Highlighting the calendar days that were listed as “Free Dress” helped occasionally, but all in all, the uniform policy can feel very restrictive for children who are accustomed to making many of their own choices.
If you are in a school that requires uniforms and this is your child too, try talking to them about the positives of the uniforms, to help them reconcile their frustrations. Hear them out, of course, but tell them how it can help others feel more comfortable, keep their “cool” clothes in optimal shape, etc. Because, fighting about what to wear is the last thing we want day after day.
Helps Keep Groups Together on Field Trips
This is a big one for teachers and parents who participate in outings and field trips. Keeping a large group of children safely contained while outside of the school environment is considerably easier when the group is dressed uniformly. And I know that, as a parent, I was always relieved when my student returned to the school safely.
Reducing visual noise is perhaps underappreciated. But in a world with screens in our pockets, our cars, our homes and on billboards, buildings and advertising vehicles, providing a tidy and calm visual environment for our children helps them devote their energy to learning and focusing.

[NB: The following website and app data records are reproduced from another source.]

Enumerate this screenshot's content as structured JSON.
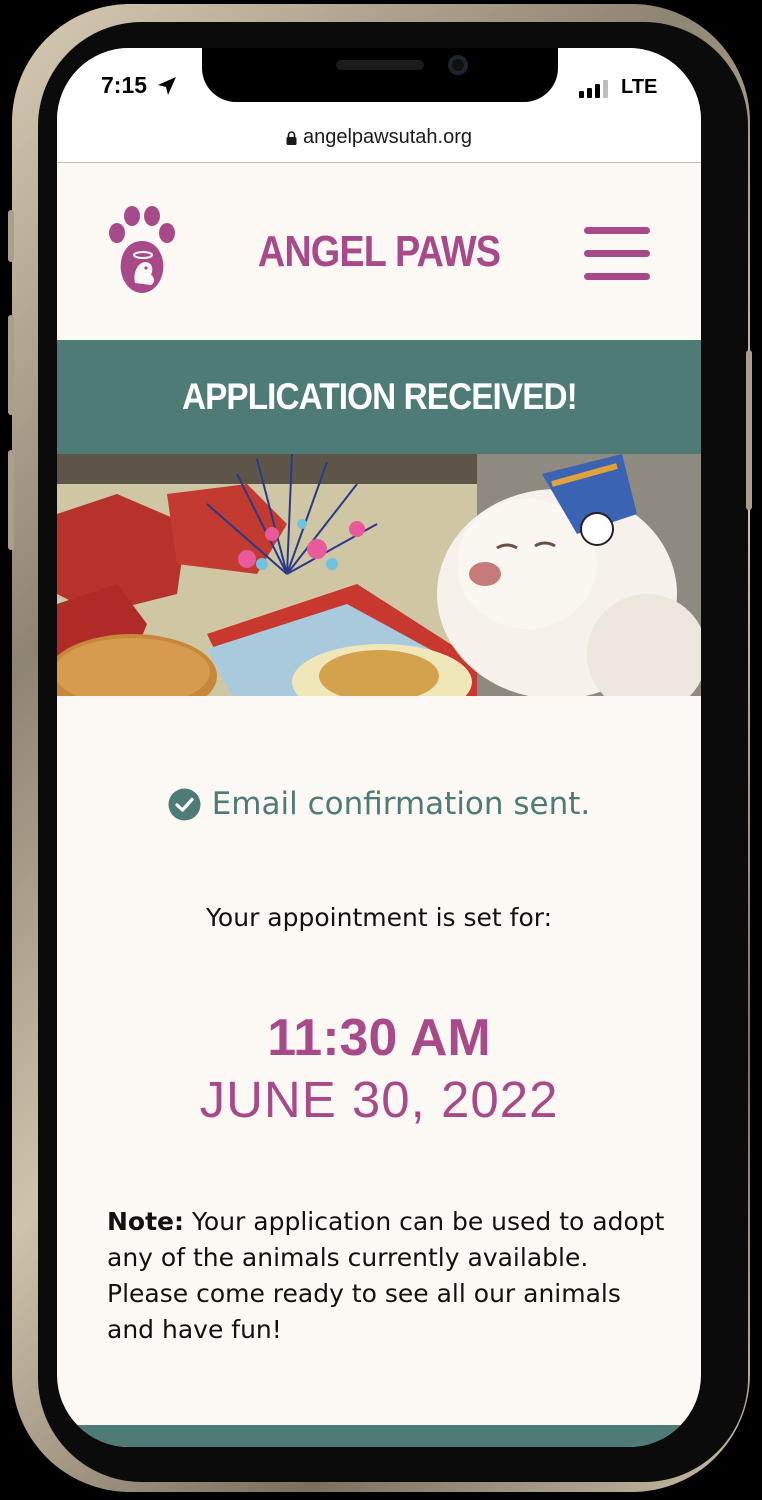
{
  "status_bar": {
    "time": "7:15",
    "carrier": "LTE"
  },
  "browser": {
    "url": "angelpawsutah.org"
  },
  "header": {
    "brand": "ANGEL PAWS"
  },
  "banner": {
    "title": "APPLICATION RECEIVED!"
  },
  "confirmation": {
    "text": "Email confirmation sent."
  },
  "appointment": {
    "label": "Your appointment is set for:",
    "time": "11:30 AM",
    "date": "JUNE 30, 2022"
  },
  "note": {
    "label": "Note:",
    "text": " Your application can be used to adopt any of the animals currently available. Please come ready to see all our animals and have fun!"
  },
  "colors": {
    "brand_purple": "#a84a8a",
    "teal": "#4e7b76",
    "page_bg": "#fcf9f4"
  },
  "icons": {
    "logo": "paw-angel-logo-icon",
    "menu": "hamburger-menu-icon",
    "check": "check-circle-icon",
    "lock": "lock-icon",
    "location": "location-arrow-icon",
    "signal": "signal-bars-icon"
  }
}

There you have it.
My list of the benefits and detractors to uniforms in Montessori.
I am a mom and a Montessori- certified teacher, but by no means an expert. We all have our feelings and views on this touchy subject. So whether you are in favor of them or adamantly against the idea, talk to the school administrator if you or your student is struggling. And find a friend who can help them see the positives. Sometimes, our students need to hear it from their peers or just anyone who is not their parent. And if your student enjoys the uniform, please, enjoy the hassle-free mornings for the rest of us.